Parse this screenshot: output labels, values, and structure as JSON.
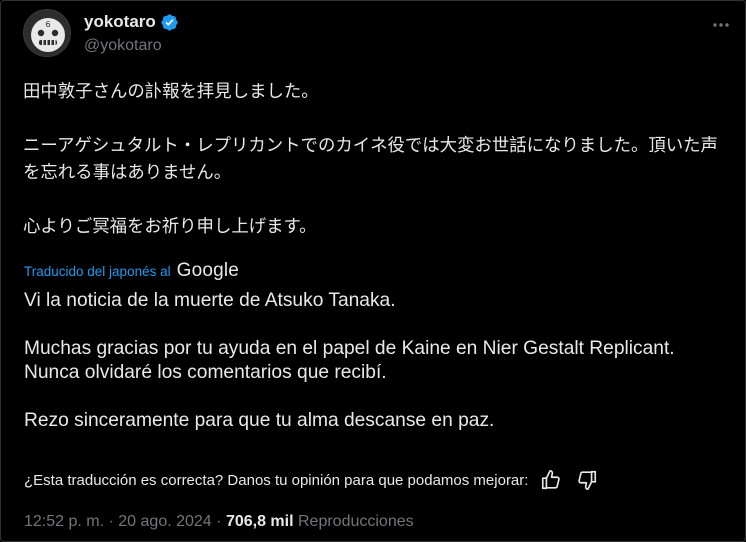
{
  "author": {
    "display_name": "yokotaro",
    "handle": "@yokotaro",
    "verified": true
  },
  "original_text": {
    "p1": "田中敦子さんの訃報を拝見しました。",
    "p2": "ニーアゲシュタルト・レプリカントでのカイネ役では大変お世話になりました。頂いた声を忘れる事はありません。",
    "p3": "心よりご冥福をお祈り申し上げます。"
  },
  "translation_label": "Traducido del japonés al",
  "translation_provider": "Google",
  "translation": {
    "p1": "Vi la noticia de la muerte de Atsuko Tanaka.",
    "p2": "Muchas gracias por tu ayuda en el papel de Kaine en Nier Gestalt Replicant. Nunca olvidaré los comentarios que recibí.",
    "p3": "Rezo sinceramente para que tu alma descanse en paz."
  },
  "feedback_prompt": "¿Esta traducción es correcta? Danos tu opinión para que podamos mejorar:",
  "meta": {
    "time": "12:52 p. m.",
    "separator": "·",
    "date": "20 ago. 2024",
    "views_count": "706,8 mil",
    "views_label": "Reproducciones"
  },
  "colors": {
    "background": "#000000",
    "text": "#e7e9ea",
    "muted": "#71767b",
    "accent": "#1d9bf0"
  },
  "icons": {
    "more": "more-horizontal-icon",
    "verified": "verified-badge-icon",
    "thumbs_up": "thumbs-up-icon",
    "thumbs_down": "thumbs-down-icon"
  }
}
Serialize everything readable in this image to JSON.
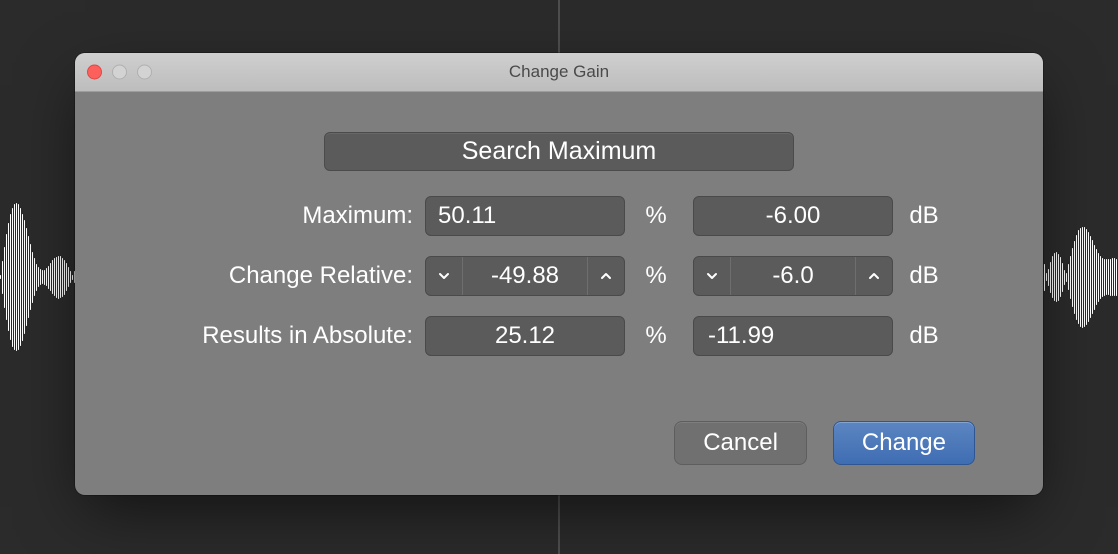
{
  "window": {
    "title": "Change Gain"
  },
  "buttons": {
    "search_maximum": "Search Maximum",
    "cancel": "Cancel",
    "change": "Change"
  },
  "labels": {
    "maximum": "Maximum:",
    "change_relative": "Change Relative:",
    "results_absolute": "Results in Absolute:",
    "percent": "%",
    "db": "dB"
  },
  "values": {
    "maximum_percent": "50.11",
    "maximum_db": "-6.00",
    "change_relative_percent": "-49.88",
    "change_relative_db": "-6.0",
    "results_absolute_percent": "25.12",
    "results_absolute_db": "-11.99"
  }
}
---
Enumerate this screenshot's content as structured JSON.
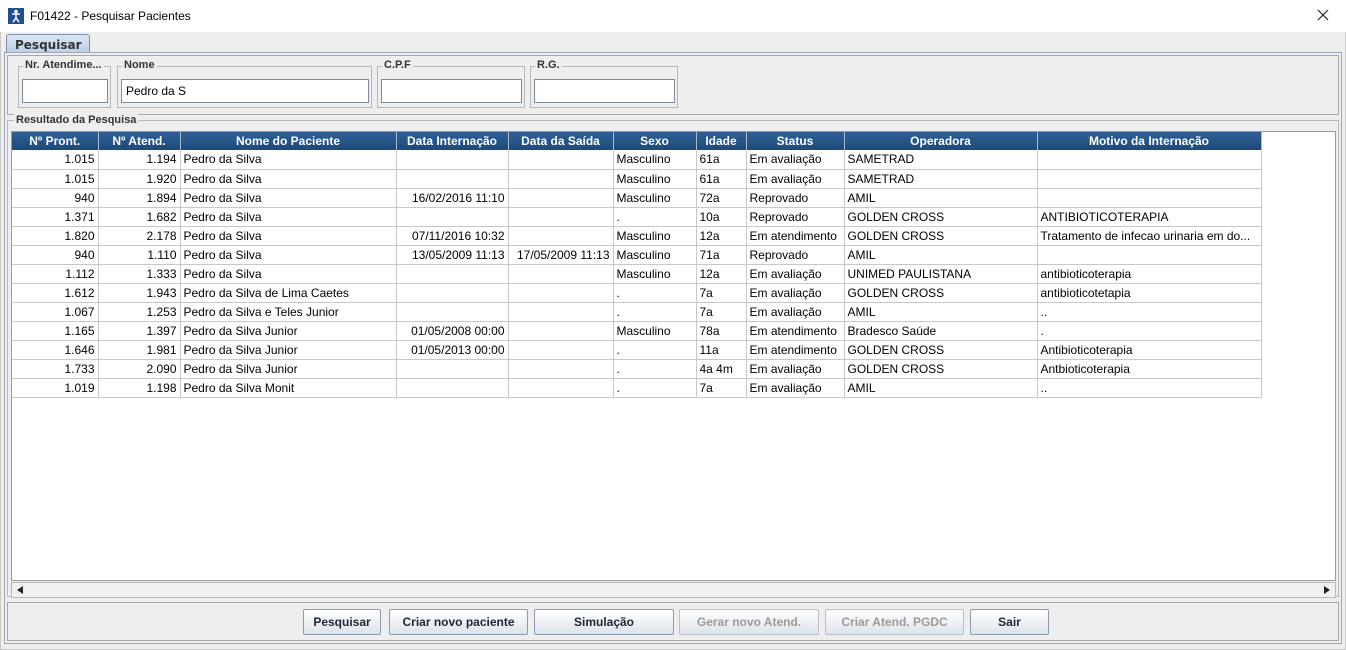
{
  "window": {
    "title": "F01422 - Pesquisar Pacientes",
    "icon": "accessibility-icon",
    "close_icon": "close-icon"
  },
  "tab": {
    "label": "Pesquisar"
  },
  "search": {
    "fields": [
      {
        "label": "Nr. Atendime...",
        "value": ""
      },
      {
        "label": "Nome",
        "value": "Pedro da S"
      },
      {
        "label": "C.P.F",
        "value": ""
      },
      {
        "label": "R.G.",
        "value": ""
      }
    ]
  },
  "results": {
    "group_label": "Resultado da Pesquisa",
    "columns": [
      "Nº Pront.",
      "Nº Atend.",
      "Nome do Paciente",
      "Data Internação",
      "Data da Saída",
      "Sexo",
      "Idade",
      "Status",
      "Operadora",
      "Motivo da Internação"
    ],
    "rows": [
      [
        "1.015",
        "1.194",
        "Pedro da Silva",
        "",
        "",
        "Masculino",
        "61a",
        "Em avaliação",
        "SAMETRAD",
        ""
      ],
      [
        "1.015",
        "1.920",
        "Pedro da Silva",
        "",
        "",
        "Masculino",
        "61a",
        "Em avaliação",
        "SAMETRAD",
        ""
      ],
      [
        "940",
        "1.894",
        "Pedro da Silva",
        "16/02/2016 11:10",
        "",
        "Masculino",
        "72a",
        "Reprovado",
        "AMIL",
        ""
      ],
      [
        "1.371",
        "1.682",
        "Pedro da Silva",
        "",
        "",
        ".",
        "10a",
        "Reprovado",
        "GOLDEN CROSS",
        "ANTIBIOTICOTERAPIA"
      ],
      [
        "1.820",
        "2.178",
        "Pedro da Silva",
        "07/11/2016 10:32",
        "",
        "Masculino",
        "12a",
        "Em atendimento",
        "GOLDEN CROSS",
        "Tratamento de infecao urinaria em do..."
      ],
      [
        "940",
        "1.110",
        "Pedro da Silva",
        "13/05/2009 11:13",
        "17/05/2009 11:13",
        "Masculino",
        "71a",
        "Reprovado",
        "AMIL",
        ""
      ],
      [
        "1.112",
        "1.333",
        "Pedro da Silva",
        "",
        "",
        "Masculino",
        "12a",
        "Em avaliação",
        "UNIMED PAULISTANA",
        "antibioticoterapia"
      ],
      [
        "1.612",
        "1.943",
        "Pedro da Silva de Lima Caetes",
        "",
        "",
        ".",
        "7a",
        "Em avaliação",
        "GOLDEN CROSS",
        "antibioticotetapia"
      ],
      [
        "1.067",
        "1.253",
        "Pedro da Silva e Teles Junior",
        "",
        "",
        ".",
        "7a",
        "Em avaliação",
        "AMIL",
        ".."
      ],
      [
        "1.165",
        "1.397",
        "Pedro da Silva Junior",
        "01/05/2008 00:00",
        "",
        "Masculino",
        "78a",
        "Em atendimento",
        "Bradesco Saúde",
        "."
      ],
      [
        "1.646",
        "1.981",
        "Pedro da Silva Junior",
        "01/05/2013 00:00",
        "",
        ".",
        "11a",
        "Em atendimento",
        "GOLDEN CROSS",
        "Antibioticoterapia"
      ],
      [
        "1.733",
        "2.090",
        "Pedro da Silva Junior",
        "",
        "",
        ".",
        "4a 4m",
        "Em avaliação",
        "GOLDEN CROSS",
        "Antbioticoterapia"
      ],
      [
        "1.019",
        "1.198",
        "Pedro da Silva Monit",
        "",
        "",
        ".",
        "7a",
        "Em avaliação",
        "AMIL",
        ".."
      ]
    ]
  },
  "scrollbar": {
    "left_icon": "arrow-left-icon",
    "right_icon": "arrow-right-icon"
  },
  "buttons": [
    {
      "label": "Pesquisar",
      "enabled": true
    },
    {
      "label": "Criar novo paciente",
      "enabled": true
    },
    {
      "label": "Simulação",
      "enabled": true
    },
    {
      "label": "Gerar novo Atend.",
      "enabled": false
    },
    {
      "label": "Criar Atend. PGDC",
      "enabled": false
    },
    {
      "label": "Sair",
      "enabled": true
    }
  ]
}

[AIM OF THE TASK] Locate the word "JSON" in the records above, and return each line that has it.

[ANSWER BOX]
Parse this screenshot: output labels, values, and structure as JSON.
Serialize everything readable in this image to JSON.
Enumerate this screenshot's content as structured JSON.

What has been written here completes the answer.